how it's made:

1

As I mentioned earlier, their chocolates are manufactured in Montreal, Canada inside a facility. I couldn’t find more information beyond this about the kind of technology they use, about their employers, about the technology they use at the facility. But once I went on their Instagram, I was able to find a lot more content on their production. They manually measure and mix the ingredients of the bean bark and spreading the mix on the tray to cool. Then, they break it up into chunks and fill the bags with it, sealing it tight with their machine. Food production as a whole is a pretty intensive process - around 16% of the total energy consumed in food processing goes towards it. Regardless of how it’s assembled, most facilities run on coal and natural gas power plants which only contribute to the carbon dioxide emissions. I love how much information Remix has provided their audience but I would love to see more details on their carbon emissions and energy usage. Is their production and backroom as committed to sustainability as the products they put out? I do want to address that carbon emissions from a facility may not be as reflective of their brand as we may think. They are a smaller business that is just starting up and are manually assembling all their products.

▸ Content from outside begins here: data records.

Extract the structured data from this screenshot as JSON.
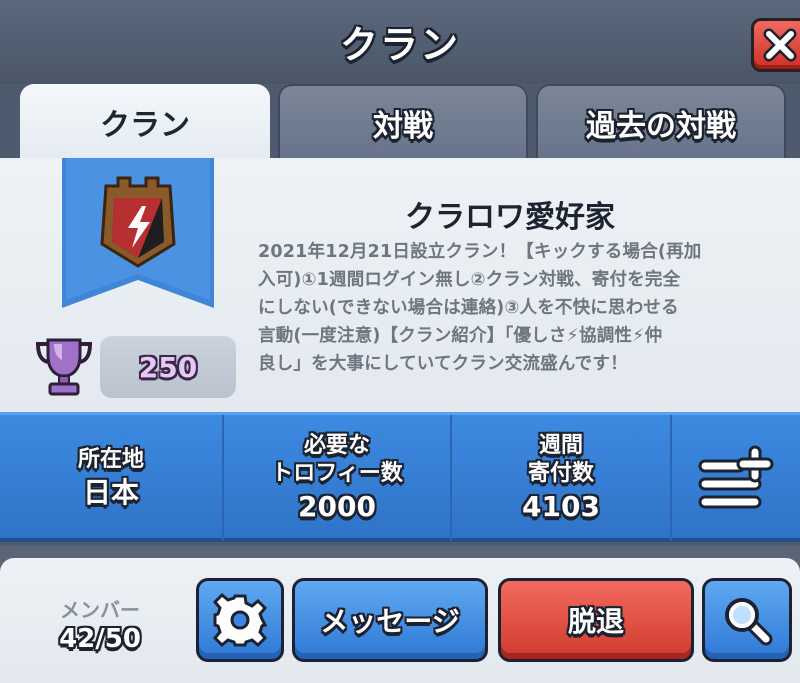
{
  "header": {
    "title": "クラン",
    "close_icon": "close-icon"
  },
  "tabs": [
    {
      "label": "クラン",
      "active": true
    },
    {
      "label": "対戦",
      "active": false
    },
    {
      "label": "過去の対戦",
      "active": false
    }
  ],
  "clan": {
    "name": "クラロワ愛好家",
    "description": "2021年12月21日設立クラン！【キックする場合(再加\n入可)①1週間ログイン無し②クラン対戦、寄付を完全\nにしない(できない場合は連絡)③人を不快に思わせる\n言動(一度注意)【クラン紹介】「優しさ⚡協調性⚡仲\n良し」を大事にしていてクラン交流盛んです！",
    "badge_icon": "clan-badge-icon",
    "trophies": "250",
    "trophy_icon": "trophy-icon"
  },
  "stats": {
    "location_label": "所在地",
    "location_value": "日本",
    "required_label": "必要な\nトロフィー数",
    "required_value": "2000",
    "donations_label": "週間\n寄付数",
    "donations_value": "4103",
    "menu_icon": "add-list-icon"
  },
  "footer": {
    "members_label": "メンバー",
    "members_count": "42/50",
    "settings_icon": "gear-icon",
    "message_label": "メッセージ",
    "leave_label": "脱退",
    "search_icon": "search-icon"
  },
  "colors": {
    "accent_blue": "#2f78d5",
    "accent_red": "#d13a2f",
    "trophy_purple": "#a071c8"
  }
}
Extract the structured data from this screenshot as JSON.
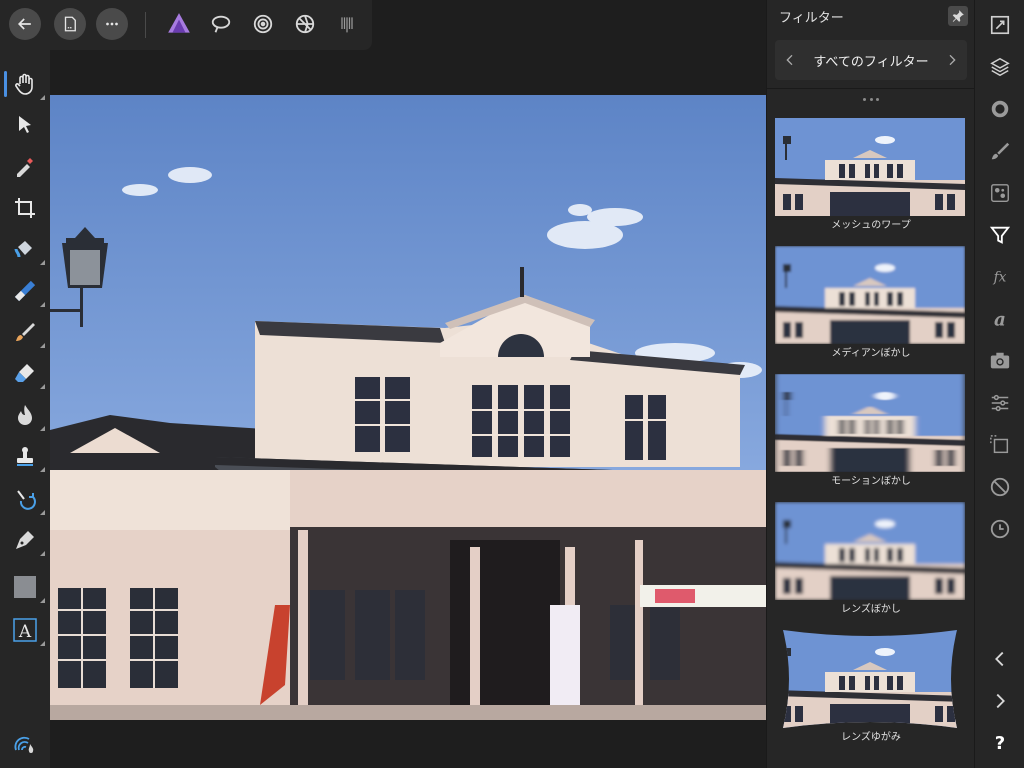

Would they be able to operate for fewer hours, and thus emit less, if they had the resources to invest in better technology? If they have high numbers, I think this should only give investors all the more reasons to invest in their company. Judging from their stories, there are very few people in the kitchen and I’m assuming that most of them are part of their 6-10 core size team. However, I don’t have any more details beyond that and for now, I’ll give them the benefit of the doubt that their work conditions are ethical. Overall, I would love to get to know their process better than a quick Instagram reel or story.

who makes it:

2.75

The founders met at McGill University and that’s where the idea of Remix Snacks was conceived. From the start, they were determined to create a healthy product for consumers and the environment and their company is pretty reflective of their commitment. And they make that clear on almost every page of their website. They write informative blog posts about lessening our plastic usage and have saved 900 pounds of imperfect foods since starting. While they have a movement tab on their website, I was disappointed to learn that it was a movement for Mindful Eating instead of sustainability. I totally understand where they are coming from - they are dieticians after all - but I thought it was interesting that they didn’t consider how eating mindfully also meant being mindful of where the ingredients are sourced from. Instead, the movement focused on reconnecting with our senses. Perhaps, they can consider a movement that runs parallel to this one that focuses on the environmental aspect of their brand. I think they are paving such a unique path in the food industry and I would love to see them give both the nutrition and environmental aspects of their brand the attention they deserve.

sources:

https://www.barry-callebaut.com/en-CA/manufacturers/sustainability-in-action/cocoa-horizons https://remixsnacks.ca/pages/our-story